Ho ho ho ... ho ha ha ho he he he ... guffaw choke choke . ... .. cry cry cry cry ... ... ho ha ha ha

Aaahhhh. Sigh.

spooks said...

Laughing so much, I think I just went. I'll let you know what I find, but it's not looking promising.

Anonymous said...

These last comments are what we call an outpouring of bile from the wholly outdone.....

spooks said...

Is that the best you can come up with Nony? Wasn't worth the cybertime.

spooks said...

But jokes aside, how come Michael's presentation of the Fourth Pledge is so wildly different from the official one?

Anonymous said...

Is it 'wildly different"? Really?

spooks said...

"wildly different" indeed, (except to the totally naive).

spooks said...

Well? How come? Why is Michael's Fourth Pledge different to the official one? Any explanation is better than none, but I won't be holding my breath.

michael wood said...

A couple of points for the principled doubters posting here:

1) Yes, this policy is about historical treaty claims. Both National and Labour have quite a proud record of resolving these in a principled fashion over the past fifteen years. None of you have actually commented as to whether you support the process, or whether you think the time limit is a good idea. Do you?

2) My words in describing the policy aren't exactly the same as Helen Clark's because I am not just cuttting and pasting a speech of hers! The policy states that we have "the aim of settling all claims by 2020". I have said that the policy is to settle claims by 2020. I don't quite understand Spooks' hernia over this. One's policy is by definition an aim!

spooks said...

Aha! some degree of honesty at last. Creative, though, that you have managed to turn your dishonesty into a criticism of me. Your lack of integrity is becoming legendary.

The corollary of course, of what you have said is that a Wood promise is only a guide as well.

No, settlement by 2020 is not a good idea.

On the other hand, settlement by 2010 is a good idea.

As is winding up of the Waitangi Tribunal, and removal of racist law from the statutes, and removal of the racist seats, from both Wellington , and local government. And a genuine cessation of separate budget items based on race.

So basically, your NCEA assessment on this would be a not achieved.

Anonymous said...

"No, settlement by 2020 is not a good idea.

On the other hand, settlement by 2010 is a good idea".

oh really, spooks, you're just getting silly here...yes, silly!...not offensive, extreme, or the other sins so well represented in you other comments.

You've clearly decided this will be your thread for silliness!

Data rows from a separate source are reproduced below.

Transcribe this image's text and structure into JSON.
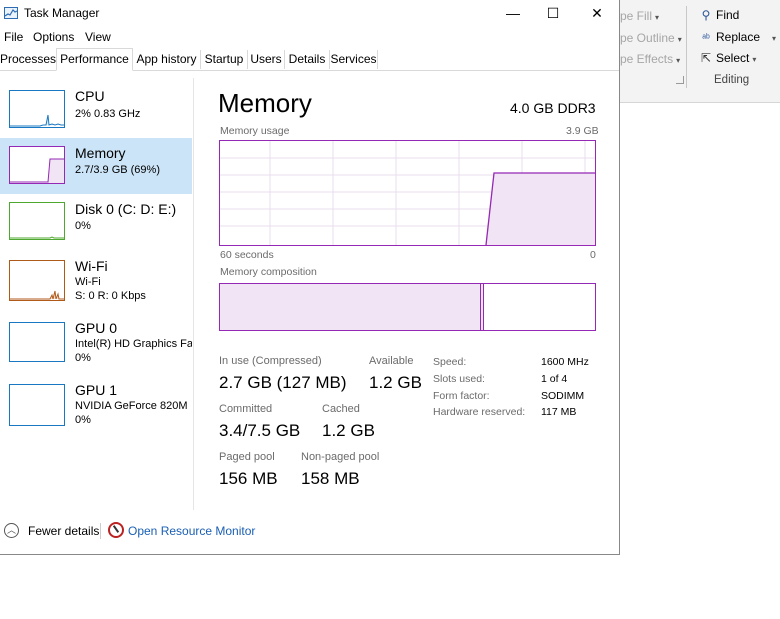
{
  "ribbon": {
    "shape_fill": "pe Fill",
    "shape_outline": "pe Outline",
    "shape_effects": "pe Effects",
    "find": "Find",
    "replace": "Replace",
    "select": "Select",
    "group_label": "Editing"
  },
  "window": {
    "title": "Task Manager",
    "minimize": "—",
    "maximize": "☐",
    "close": "✕"
  },
  "menu": [
    "File",
    "Options",
    "View"
  ],
  "tabs": [
    "Processes",
    "Performance",
    "App history",
    "Startup",
    "Users",
    "Details",
    "Services"
  ],
  "active_tab": "Performance",
  "sidebar": [
    {
      "title": "CPU",
      "line1": "2%  0.83 GHz",
      "line2": "",
      "line3": "",
      "color": "#1a78c2"
    },
    {
      "title": "Memory",
      "line1": "2.7/3.9 GB (69%)",
      "line2": "",
      "line3": "",
      "color": "#9528b4",
      "selected": true
    },
    {
      "title": "Disk 0 (C: D: E:)",
      "line1": "0%",
      "line2": "",
      "line3": "",
      "color": "#4ea72e"
    },
    {
      "title": "Wi-Fi",
      "line1": "Wi-Fi",
      "line2": "S: 0  R: 0 Kbps",
      "line3": "",
      "color": "#b05a1a"
    },
    {
      "title": "GPU 0",
      "line1": "Intel(R) HD Graphics Far",
      "line2": "0%",
      "line3": "",
      "color": "#1a78c2"
    },
    {
      "title": "GPU 1",
      "line1": "NVIDIA GeForce 820M",
      "line2": "0%",
      "line3": "",
      "color": "#1a78c2"
    }
  ],
  "main": {
    "title": "Memory",
    "spec": "4.0 GB DDR3",
    "usage_label": "Memory usage",
    "usage_max": "3.9 GB",
    "time_left": "60 seconds",
    "time_right": "0",
    "composition_label": "Memory composition",
    "usage_fraction": 0.69,
    "stats": {
      "in_use_label": "In use (Compressed)",
      "in_use_value": "2.7 GB (127 MB)",
      "available_label": "Available",
      "available_value": "1.2 GB",
      "committed_label": "Committed",
      "committed_value": "3.4/7.5 GB",
      "cached_label": "Cached",
      "cached_value": "1.2 GB",
      "paged_label": "Paged pool",
      "paged_value": "156 MB",
      "nonpaged_label": "Non-paged pool",
      "nonpaged_value": "158 MB"
    },
    "details": [
      {
        "key": "Speed:",
        "value": "1600 MHz"
      },
      {
        "key": "Slots used:",
        "value": "1 of 4"
      },
      {
        "key": "Form factor:",
        "value": "SODIMM"
      },
      {
        "key": "Hardware reserved:",
        "value": "117 MB"
      }
    ]
  },
  "footer": {
    "fewer_details": "Fewer details",
    "resource_monitor": "Open Resource Monitor"
  },
  "colors": {
    "memory": "#9528b4",
    "selection": "#cce4f7",
    "link": "#1a5fb4"
  }
}
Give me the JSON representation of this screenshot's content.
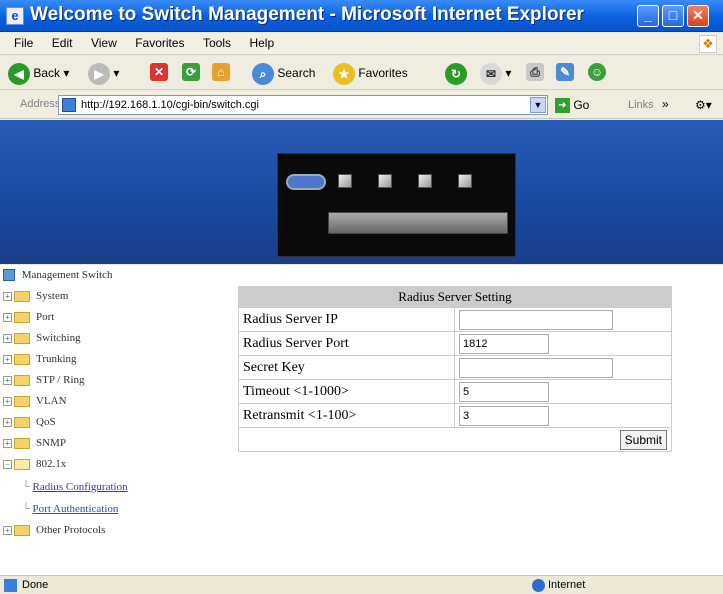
{
  "window": {
    "title": "Welcome to Switch Management - Microsoft Internet Explorer"
  },
  "menu": [
    "File",
    "Edit",
    "View",
    "Favorites",
    "Tools",
    "Help"
  ],
  "toolbar": {
    "back": "Back",
    "search": "Search",
    "favorites": "Favorites"
  },
  "address": {
    "label": "Address",
    "url": "http://192.168.1.10/cgi-bin/switch.cgi",
    "go": "Go",
    "links": "Links"
  },
  "sidebar": {
    "root": "Management Switch",
    "items": [
      "System",
      "Port",
      "Switching",
      "Trunking",
      "STP / Ring",
      "VLAN",
      "QoS",
      "SNMP",
      "802.1x"
    ],
    "sub_items": [
      "Radius Configuration",
      "Port Authentication"
    ],
    "last_item": "Other Protocols"
  },
  "form": {
    "title": "Radius Server Setting",
    "rows": [
      {
        "label": "Radius Server IP",
        "value": ""
      },
      {
        "label": "Radius Server Port",
        "value": "1812"
      },
      {
        "label": "Secret Key",
        "value": ""
      },
      {
        "label": "Timeout <1-1000>",
        "value": "5"
      },
      {
        "label": "Retransmit <1-100>",
        "value": "3"
      }
    ],
    "submit": "Submit"
  },
  "status": {
    "text": "Done",
    "zone": "Internet"
  }
}
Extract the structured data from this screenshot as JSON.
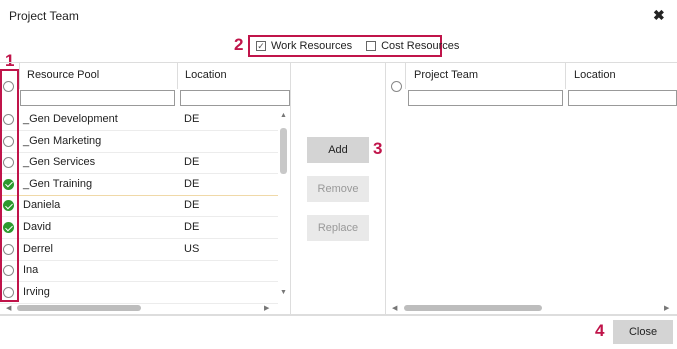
{
  "dialog": {
    "title": "Project Team",
    "close_glyph": "✖"
  },
  "callouts": {
    "one": "1",
    "two": "2",
    "three": "3",
    "four": "4"
  },
  "filters": {
    "work_label": "Work Resources",
    "work_checked": true,
    "cost_label": "Cost Resources",
    "cost_checked": false,
    "check_glyph": "✓"
  },
  "resource_pool": {
    "col_name": "Resource Pool",
    "col_location": "Location",
    "rows": [
      {
        "name": "_Gen Development",
        "location": "DE",
        "selected": false
      },
      {
        "name": "_Gen Marketing",
        "location": "",
        "selected": false
      },
      {
        "name": "_Gen Services",
        "location": "DE",
        "selected": false
      },
      {
        "name": "_Gen Training",
        "location": "DE",
        "selected": true
      },
      {
        "name": "Daniela",
        "location": "DE",
        "selected": true
      },
      {
        "name": "David",
        "location": "DE",
        "selected": true
      },
      {
        "name": "Derrel",
        "location": "US",
        "selected": false
      },
      {
        "name": "Ina",
        "location": "",
        "selected": false
      },
      {
        "name": "Irving",
        "location": "",
        "selected": false
      }
    ]
  },
  "actions": {
    "add": "Add",
    "remove": "Remove",
    "replace": "Replace"
  },
  "project_team": {
    "col_name": "Project Team",
    "col_location": "Location"
  },
  "footer": {
    "close": "Close"
  },
  "colors": {
    "accent": "#c0144a",
    "check": "#2d9a2d"
  }
}
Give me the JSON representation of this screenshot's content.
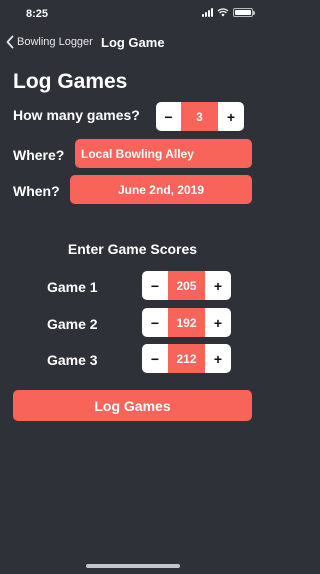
{
  "status_bar": {
    "time": "8:25"
  },
  "nav": {
    "back_label": "Bowling Logger",
    "title": "Log Game"
  },
  "page_title": "Log Games",
  "games_count": {
    "label": "How many games?",
    "value": "3",
    "minus": "−",
    "plus": "+"
  },
  "where": {
    "label": "Where?",
    "value": "Local Bowling Alley"
  },
  "when": {
    "label": "When?",
    "value": "June 2nd, 2019"
  },
  "scores": {
    "heading": "Enter Game Scores",
    "games": [
      {
        "label": "Game 1",
        "score": "205",
        "minus": "−",
        "plus": "+"
      },
      {
        "label": "Game 2",
        "score": "192",
        "minus": "−",
        "plus": "+"
      },
      {
        "label": "Game 3",
        "score": "212",
        "minus": "−",
        "plus": "+"
      }
    ]
  },
  "submit_label": "Log Games",
  "colors": {
    "background": "#2f3138",
    "accent": "#f8635a",
    "button_bg": "#ffffff"
  },
  "icons": [
    "chevron-left-icon",
    "signal-icon",
    "wifi-icon",
    "battery-icon"
  ]
}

What range you have!

spooks said...

"The pledge is to complete" - not the policy is to, nor the aim is to, but "the pledge". Your words to start this thread, Michael.

And now you say, that a pledge is just an aim.

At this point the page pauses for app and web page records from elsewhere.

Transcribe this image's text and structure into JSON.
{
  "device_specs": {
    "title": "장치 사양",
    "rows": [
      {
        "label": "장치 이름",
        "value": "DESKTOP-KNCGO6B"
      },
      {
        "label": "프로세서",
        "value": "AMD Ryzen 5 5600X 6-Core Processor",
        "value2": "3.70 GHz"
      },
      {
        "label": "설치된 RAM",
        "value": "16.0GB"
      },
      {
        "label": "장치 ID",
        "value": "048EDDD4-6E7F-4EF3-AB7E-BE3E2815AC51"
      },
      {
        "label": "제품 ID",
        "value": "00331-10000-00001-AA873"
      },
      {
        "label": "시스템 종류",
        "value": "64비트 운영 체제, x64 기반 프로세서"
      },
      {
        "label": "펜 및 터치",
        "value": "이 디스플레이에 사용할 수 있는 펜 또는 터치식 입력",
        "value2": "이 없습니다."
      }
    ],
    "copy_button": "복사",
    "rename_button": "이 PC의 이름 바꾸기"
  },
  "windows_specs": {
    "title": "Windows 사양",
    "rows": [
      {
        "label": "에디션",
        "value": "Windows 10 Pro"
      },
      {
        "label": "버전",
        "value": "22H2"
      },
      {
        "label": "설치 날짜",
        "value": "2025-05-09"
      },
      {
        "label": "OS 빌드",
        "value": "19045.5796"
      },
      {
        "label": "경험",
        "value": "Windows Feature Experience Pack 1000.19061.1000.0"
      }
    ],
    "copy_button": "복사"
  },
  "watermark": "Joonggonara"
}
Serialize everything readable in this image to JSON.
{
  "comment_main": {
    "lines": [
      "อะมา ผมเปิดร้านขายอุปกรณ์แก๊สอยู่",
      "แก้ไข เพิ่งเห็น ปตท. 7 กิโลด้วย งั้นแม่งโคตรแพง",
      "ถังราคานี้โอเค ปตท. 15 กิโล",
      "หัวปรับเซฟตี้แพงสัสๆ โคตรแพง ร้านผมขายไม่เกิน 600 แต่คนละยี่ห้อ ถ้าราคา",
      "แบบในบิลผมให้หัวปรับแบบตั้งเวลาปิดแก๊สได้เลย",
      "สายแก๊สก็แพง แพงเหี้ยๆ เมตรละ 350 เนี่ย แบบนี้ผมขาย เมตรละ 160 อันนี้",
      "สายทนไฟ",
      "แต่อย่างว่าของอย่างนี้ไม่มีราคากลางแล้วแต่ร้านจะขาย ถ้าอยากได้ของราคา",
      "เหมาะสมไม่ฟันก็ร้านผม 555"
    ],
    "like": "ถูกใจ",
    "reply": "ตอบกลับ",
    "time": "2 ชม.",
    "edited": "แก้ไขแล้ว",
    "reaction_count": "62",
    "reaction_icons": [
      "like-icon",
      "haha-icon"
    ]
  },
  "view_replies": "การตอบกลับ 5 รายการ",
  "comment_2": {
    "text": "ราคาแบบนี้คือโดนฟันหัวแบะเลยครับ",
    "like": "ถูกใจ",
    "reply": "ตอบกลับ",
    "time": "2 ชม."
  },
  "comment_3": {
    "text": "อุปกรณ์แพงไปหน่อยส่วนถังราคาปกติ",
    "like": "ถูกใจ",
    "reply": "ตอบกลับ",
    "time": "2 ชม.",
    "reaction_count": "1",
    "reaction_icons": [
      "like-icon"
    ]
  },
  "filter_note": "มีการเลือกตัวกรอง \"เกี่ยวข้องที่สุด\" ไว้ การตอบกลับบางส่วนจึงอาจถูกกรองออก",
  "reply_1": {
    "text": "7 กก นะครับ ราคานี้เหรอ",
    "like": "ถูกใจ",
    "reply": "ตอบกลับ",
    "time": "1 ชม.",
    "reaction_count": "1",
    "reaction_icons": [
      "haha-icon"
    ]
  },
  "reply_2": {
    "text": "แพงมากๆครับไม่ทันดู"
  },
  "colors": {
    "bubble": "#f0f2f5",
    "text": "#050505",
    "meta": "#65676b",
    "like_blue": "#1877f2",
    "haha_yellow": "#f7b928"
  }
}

Does that apply to all Labour's pledges, Michael? Not worth the paper they are written on. Or to be squirmed out of.

Face it, you misrepresented the pledge above, and in absolutely par-for-the-course form, you have tried to weasel your way out of it. You can't help yourself. We do not need this sort of dishonesty in our Parliament, thank you.